* Problem details *
What is needed is an exact copy of all the records, written out in full.

* Task inputs *
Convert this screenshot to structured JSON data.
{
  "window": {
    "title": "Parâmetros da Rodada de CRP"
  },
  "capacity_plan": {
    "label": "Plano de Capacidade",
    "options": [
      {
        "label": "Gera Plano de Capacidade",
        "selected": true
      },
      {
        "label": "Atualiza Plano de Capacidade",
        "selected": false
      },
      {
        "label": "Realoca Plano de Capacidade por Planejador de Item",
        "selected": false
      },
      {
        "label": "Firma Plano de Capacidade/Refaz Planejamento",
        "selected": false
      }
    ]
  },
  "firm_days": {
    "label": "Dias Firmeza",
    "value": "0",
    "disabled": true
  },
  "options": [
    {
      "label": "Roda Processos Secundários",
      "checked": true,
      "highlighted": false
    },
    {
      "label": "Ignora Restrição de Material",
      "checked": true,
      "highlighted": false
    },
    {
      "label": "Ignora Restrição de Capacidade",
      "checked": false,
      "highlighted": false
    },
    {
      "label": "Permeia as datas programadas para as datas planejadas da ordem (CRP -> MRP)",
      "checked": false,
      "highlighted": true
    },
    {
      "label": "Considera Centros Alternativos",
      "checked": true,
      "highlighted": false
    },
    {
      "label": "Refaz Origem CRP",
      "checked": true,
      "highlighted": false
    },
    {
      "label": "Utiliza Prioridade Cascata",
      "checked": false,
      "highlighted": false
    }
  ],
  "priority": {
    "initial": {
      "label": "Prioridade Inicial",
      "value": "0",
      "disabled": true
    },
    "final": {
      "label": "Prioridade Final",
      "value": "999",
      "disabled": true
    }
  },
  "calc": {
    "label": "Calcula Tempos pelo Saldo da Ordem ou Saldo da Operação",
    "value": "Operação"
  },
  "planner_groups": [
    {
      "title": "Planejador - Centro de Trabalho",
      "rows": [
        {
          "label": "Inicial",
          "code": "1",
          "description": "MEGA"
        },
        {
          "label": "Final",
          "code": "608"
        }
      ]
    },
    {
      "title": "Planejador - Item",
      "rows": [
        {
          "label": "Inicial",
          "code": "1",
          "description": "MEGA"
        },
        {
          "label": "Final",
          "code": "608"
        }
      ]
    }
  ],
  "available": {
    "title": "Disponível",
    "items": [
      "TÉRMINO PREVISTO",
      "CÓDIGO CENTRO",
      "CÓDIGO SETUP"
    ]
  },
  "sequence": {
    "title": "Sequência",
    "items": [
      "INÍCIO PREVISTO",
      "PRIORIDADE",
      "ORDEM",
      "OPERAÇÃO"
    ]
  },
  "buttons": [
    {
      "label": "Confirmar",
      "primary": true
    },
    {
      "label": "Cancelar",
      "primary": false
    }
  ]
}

* Response *
Convert this screenshot to structured JSON data.
{
  "window": {
    "title": "Parâmetros da Rodada de CRP"
  },
  "capacity_plan": {
    "label": "Plano de Capacidade",
    "options": [
      {
        "label": "Gera Plano de Capacidade",
        "selected": true
      },
      {
        "label": "Atualiza Plano de Capacidade",
        "selected": false
      },
      {
        "label": "Realoca Plano de Capacidade por Planejador de Item",
        "selected": false
      },
      {
        "label": "Firma Plano de Capacidade/Refaz Planejamento",
        "selected": false
      }
    ]
  },
  "firm_days": {
    "label": "Dias Firmeza",
    "value": "0",
    "disabled": true
  },
  "options": [
    {
      "label": "Roda Processos Secundários",
      "checked": true,
      "highlighted": false
    },
    {
      "label": "Ignora Restrição de Material",
      "checked": true,
      "highlighted": false
    },
    {
      "label": "Ignora Restrição de Capacidade",
      "checked": false,
      "highlighted": false
    },
    {
      "label": "Permeia as datas programadas para as datas planejadas da ordem (CRP -> MRP)",
      "checked": false,
      "highlighted": true
    },
    {
      "label": "Considera Centros Alternativos",
      "checked": true,
      "highlighted": false
    },
    {
      "label": "Refaz Origem CRP",
      "checked": true,
      "highlighted": false
    },
    {
      "label": "Utiliza Prioridade Cascata",
      "checked": false,
      "highlighted": false
    }
  ],
  "priority": {
    "initial": {
      "label": "Prioridade Inicial",
      "value": "0",
      "disabled": true
    },
    "final": {
      "label": "Prioridade Final",
      "value": "999",
      "disabled": true
    }
  },
  "calc": {
    "label": "Calcula Tempos pelo Saldo da Ordem ou Saldo da Operação",
    "value": "Operação"
  },
  "planner_groups": [
    {
      "title": "Planejador - Centro de Trabalho",
      "rows": [
        {
          "label": "Inicial",
          "code": "1",
          "description": "MEGA"
        },
        {
          "label": "Final",
          "code": "608"
        }
      ]
    },
    {
      "title": "Planejador - Item",
      "rows": [
        {
          "label": "Inicial",
          "code": "1",
          "description": "MEGA"
        },
        {
          "label": "Final",
          "code": "608"
        }
      ]
    }
  ],
  "available": {
    "title": "Disponível",
    "items": [
      "TÉRMINO PREVISTO",
      "CÓDIGO CENTRO",
      "CÓDIGO SETUP"
    ]
  },
  "sequence": {
    "title": "Sequência",
    "items": [
      "INÍCIO PREVISTO",
      "PRIORIDADE",
      "ORDEM",
      "OPERAÇÃO"
    ]
  },
  "buttons": [
    {
      "label": "Confirmar",
      "primary": true
    },
    {
      "label": "Cancelar",
      "primary": false
    }
  ]
}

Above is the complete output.